What you should do
Write out the records that appear below, verbatim and complete, but without pictures.

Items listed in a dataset
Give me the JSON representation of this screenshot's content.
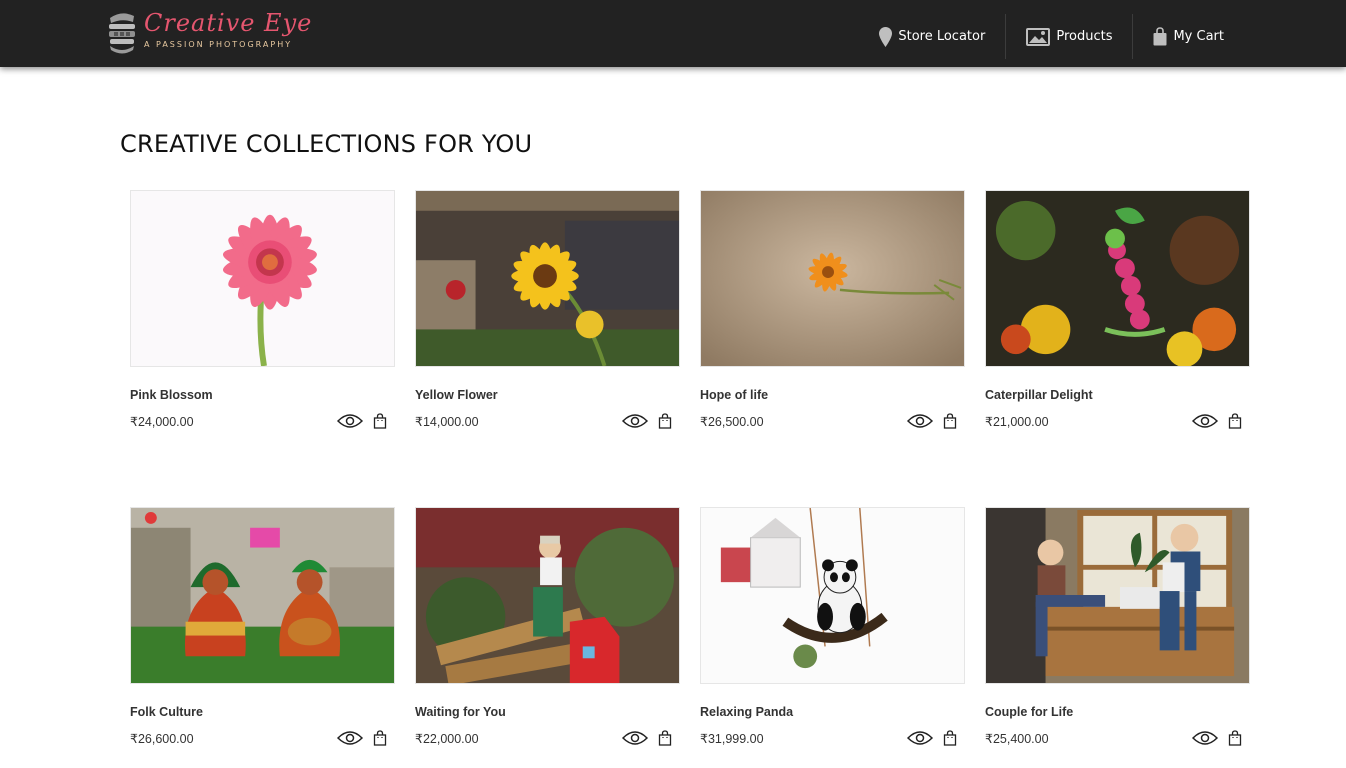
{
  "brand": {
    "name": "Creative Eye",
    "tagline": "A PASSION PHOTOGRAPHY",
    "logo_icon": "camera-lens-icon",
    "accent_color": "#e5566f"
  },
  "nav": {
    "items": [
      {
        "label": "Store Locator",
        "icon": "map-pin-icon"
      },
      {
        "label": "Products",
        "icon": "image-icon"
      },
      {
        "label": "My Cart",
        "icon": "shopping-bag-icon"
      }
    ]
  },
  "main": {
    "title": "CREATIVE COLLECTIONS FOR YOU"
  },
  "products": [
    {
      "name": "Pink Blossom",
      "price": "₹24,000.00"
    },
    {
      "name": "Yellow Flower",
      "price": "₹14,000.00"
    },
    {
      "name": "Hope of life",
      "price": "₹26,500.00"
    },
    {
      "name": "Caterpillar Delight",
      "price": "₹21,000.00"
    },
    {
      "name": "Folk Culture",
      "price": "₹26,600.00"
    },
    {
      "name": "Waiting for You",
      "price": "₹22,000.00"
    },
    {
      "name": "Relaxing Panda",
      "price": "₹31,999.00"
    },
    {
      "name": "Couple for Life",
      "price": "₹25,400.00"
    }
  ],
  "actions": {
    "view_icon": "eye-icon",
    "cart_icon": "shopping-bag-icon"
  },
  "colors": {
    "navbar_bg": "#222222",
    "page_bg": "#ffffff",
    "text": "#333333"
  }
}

Response to this exercise
Give me the JSON representation of this screenshot's content.
{
  "brand": {
    "name": "Creative Eye",
    "tagline": "A PASSION PHOTOGRAPHY",
    "logo_icon": "camera-lens-icon",
    "accent_color": "#e5566f"
  },
  "nav": {
    "items": [
      {
        "label": "Store Locator",
        "icon": "map-pin-icon"
      },
      {
        "label": "Products",
        "icon": "image-icon"
      },
      {
        "label": "My Cart",
        "icon": "shopping-bag-icon"
      }
    ]
  },
  "main": {
    "title": "CREATIVE COLLECTIONS FOR YOU"
  },
  "products": [
    {
      "name": "Pink Blossom",
      "price": "₹24,000.00"
    },
    {
      "name": "Yellow Flower",
      "price": "₹14,000.00"
    },
    {
      "name": "Hope of life",
      "price": "₹26,500.00"
    },
    {
      "name": "Caterpillar Delight",
      "price": "₹21,000.00"
    },
    {
      "name": "Folk Culture",
      "price": "₹26,600.00"
    },
    {
      "name": "Waiting for You",
      "price": "₹22,000.00"
    },
    {
      "name": "Relaxing Panda",
      "price": "₹31,999.00"
    },
    {
      "name": "Couple for Life",
      "price": "₹25,400.00"
    }
  ],
  "actions": {
    "view_icon": "eye-icon",
    "cart_icon": "shopping-bag-icon"
  },
  "colors": {
    "navbar_bg": "#222222",
    "page_bg": "#ffffff",
    "text": "#333333"
  }
}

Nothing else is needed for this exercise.